====== Information supplied ======

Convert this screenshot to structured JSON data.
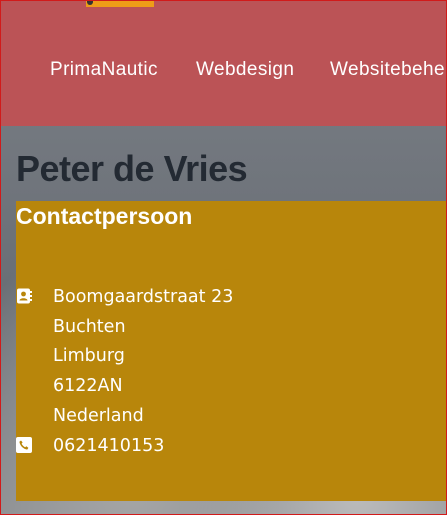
{
  "nav": {
    "items": [
      "PrimaNautic",
      "Webdesign",
      "Websitebehe"
    ]
  },
  "contact": {
    "name": "Peter de Vries",
    "role": "Contactpersoon",
    "address": {
      "street": "Boomgaardstraat 23",
      "city": "Buchten",
      "province": "Limburg",
      "postal_code": "6122AN",
      "country": "Nederland"
    },
    "phone": "0621410153"
  },
  "icons": {
    "address": "address-book-icon",
    "phone": "phone-icon"
  },
  "colors": {
    "navbar": "#bb5356",
    "card": "#b8860b",
    "title": "#232a33",
    "accent": "#ee9d18"
  }
}
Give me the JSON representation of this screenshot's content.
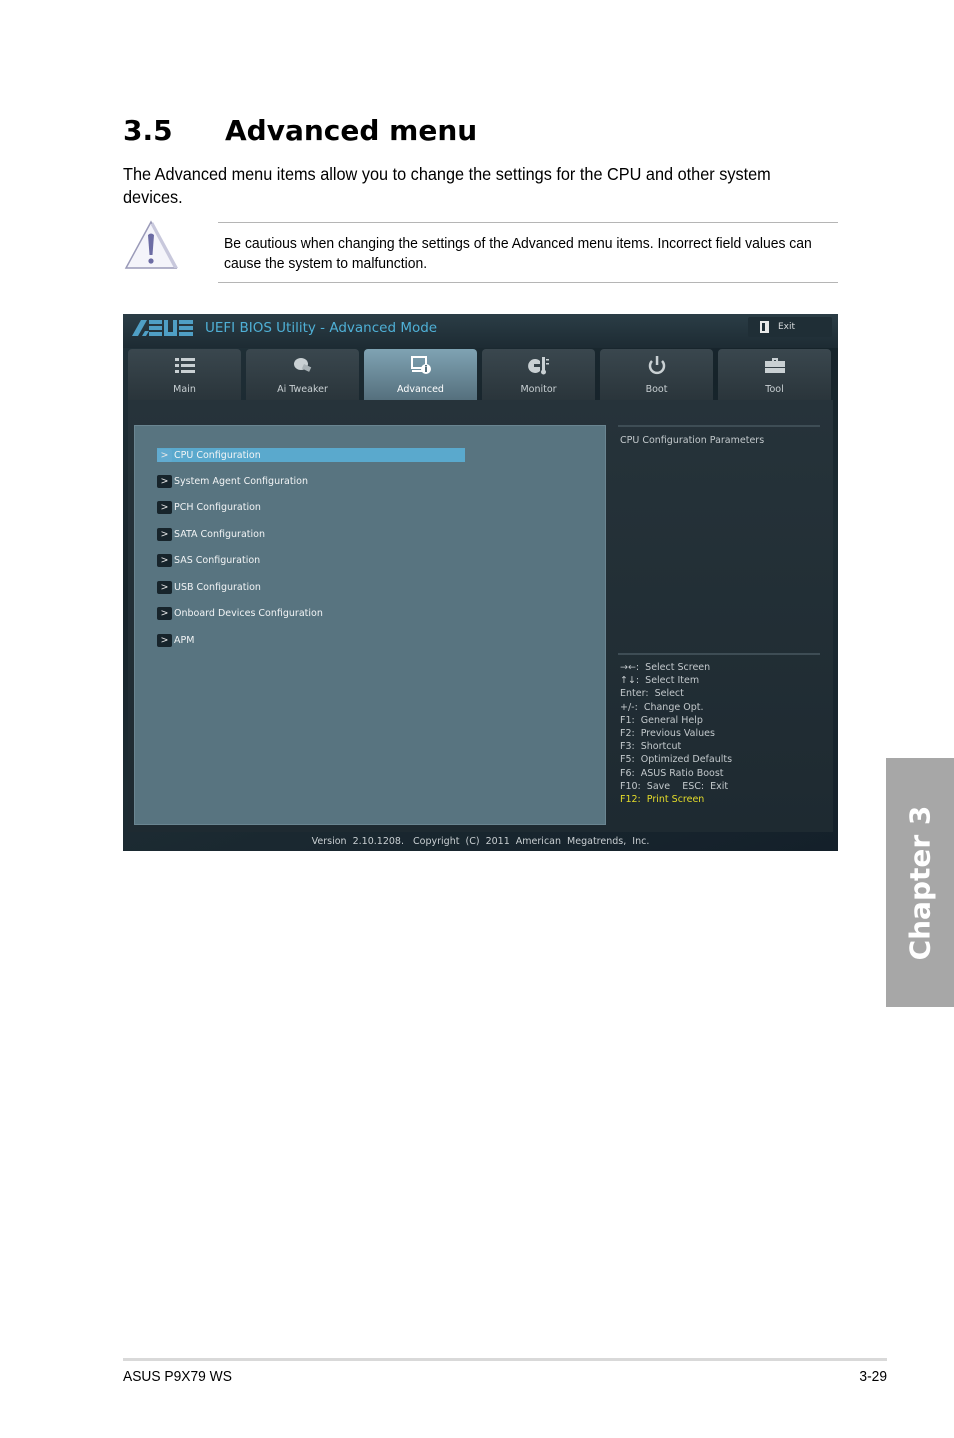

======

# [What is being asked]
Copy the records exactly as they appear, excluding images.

# [Answer area]
Convert this screenshot to structured JSON data.
{
  "nav": {
    "items": [
      "PrimaNautic",
      "Webdesign",
      "Websitebehe"
    ]
  },
  "contact": {
    "name": "Peter de Vries",
    "role": "Contactpersoon",
    "address": {
      "street": "Boomgaardstraat 23",
      "city": "Buchten",
      "province": "Limburg",
      "postal_code": "6122AN",
      "country": "Nederland"
    },
    "phone": "0621410153"
  },
  "icons": {
    "address": "address-book-icon",
    "phone": "phone-icon"
  },
  "colors": {
    "navbar": "#bb5356",
    "card": "#b8860b",
    "title": "#232a33",
    "accent": "#ee9d18"
  }
}
Give me the JSON representation of this screenshot's content.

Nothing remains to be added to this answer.